Source:Global Times Published: 2016/11/7 0:38:39
The National People's Congress (NPC) Standing Committee is likely to issue an interpretation of Article 104 of the Basic Law of the Hong Kong Special Administrative Region (SAR) on Monday. Hong Kong opposition forces on Sunday mobilized some of their supporters to take to the streets, while some lawyers are planning a "silent march" of protest on Tuesday. Leung Chung-hang and Yau Wai-ching, who made slanderous remarks against the Chinese mainland at the swearing-in ceremony of the Hong Kong Legislative Council, said to media that the interpretation would thoroughly damage Hong Kong's judicial independence and replace the "one country, two systems" principle with a dictatorship. The Western media has helped spread such rabble-rousing as if the NPC standing Committee is doing something "illegal."
Hong Kong has obviously formed a kind of rhetoric trap, which argues that the central government should keep its hands off Hong Kong affairs; any opinions it expresses over Hong Kong are damaging to the region's autonomy. As long as the NPC Standing Committee issues the interpretation, Hong Kong's judicial independence would be destroyed.
Article 158 of the Basic Law clearly stipulates that the power of interpreting this Law shall be vested in the NPC Standing Committee. It means the NPC not only has the power to interpret the law, but also any interpretations it gives have the same effect as the Basic Law. However, Hong Kong radical opposition forces and a few lawmakers consider their interpretation of the Basic Law is the most respected, as if they should be placed above the NPC.
The power of the NPC Standing Committee to interpret the Basic Law mustn't be challenged. Some opposition forces clearly understand that the interpretation by the NPC is in full compliance with the Basic Law, but they deliberately claim it is illegal.
A way of political struggle, they attempt to mislead the public, squeeze the central government's governance and influence over Hong Kong and erode its authority.
Hong Kong's rule of law cannot run counter to the Constitution of the People's Republic of China. The Basic Law links Hong Kong's common law system with the Constitution. Hong Kong's legal system cannot be contrary to the Basic Law and should be in line with the spirit of the Constitution.
The central government will not interfere in the judicial affairs of Hong Kong.
But Leung and Yau publicly disgraced this country and advocated Hong Kong does not belong to China.

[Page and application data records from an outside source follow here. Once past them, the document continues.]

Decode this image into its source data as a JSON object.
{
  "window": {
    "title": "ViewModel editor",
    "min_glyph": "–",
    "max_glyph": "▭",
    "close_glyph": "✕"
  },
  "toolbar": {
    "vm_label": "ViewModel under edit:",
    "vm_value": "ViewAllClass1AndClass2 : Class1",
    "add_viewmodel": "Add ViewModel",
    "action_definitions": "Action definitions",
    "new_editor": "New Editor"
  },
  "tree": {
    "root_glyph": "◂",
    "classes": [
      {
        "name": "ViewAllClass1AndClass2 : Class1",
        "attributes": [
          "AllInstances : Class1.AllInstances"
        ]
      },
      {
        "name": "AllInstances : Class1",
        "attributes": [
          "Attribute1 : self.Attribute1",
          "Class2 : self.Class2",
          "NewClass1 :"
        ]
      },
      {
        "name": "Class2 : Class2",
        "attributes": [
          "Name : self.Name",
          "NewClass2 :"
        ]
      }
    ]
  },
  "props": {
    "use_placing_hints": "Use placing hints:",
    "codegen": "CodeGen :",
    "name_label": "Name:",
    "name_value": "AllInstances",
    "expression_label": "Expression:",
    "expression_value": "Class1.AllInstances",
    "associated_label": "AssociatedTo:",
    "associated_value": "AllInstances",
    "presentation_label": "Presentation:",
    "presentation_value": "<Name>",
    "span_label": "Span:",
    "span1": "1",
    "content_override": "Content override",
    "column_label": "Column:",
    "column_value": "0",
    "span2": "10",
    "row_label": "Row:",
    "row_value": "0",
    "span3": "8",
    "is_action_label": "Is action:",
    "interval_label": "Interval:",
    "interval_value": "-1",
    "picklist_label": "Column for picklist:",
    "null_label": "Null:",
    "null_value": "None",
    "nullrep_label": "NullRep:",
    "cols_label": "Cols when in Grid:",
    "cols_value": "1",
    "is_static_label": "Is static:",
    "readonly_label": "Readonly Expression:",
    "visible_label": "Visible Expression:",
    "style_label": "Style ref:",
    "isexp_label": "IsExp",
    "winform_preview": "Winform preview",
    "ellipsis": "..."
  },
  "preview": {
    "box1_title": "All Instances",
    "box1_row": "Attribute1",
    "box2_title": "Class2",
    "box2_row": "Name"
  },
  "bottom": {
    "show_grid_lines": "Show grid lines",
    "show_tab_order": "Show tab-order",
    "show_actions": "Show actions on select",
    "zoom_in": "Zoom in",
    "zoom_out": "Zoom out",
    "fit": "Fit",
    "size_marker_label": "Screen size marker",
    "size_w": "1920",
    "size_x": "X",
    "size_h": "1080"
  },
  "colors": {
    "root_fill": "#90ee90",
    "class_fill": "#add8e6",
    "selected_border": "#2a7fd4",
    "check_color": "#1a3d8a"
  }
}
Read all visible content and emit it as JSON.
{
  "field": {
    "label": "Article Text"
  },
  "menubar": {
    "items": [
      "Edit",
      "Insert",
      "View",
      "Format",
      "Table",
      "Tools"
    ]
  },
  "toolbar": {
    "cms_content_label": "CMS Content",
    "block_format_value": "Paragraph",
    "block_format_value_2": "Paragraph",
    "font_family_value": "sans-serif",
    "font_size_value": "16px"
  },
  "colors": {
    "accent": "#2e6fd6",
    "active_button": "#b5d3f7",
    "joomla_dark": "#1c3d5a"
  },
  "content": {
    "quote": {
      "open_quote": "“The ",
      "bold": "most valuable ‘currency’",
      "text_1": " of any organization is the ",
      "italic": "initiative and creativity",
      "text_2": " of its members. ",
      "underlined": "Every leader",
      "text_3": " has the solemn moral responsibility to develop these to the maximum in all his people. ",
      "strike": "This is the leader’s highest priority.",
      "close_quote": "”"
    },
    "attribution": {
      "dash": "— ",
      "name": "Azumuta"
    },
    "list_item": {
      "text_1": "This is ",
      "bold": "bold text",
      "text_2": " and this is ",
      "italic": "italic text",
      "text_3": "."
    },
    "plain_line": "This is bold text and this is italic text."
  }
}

This has hit the bottom line of the Constitution and the Basic Law and caused divisions in society, as many Hongkongers strongly demand they should be disqualified from being lawmakers, while others are opposed.
The NPC Standing Committee at this time has taken the initiative to interpret the Basic Law. It has sufficient reasons and is legally impeccable.
On the issues concerning Hong Kong governance and national security, the central government is obliged to make full use of the power stipulated by the Basic Law. A few people of radical opposition are creating chaos among public opinion and affected the understanding of some Hong Kong people. The fallacies they created must be cleaned up.
Newspaper headline: HK must cleanse opposition rhetoric chaos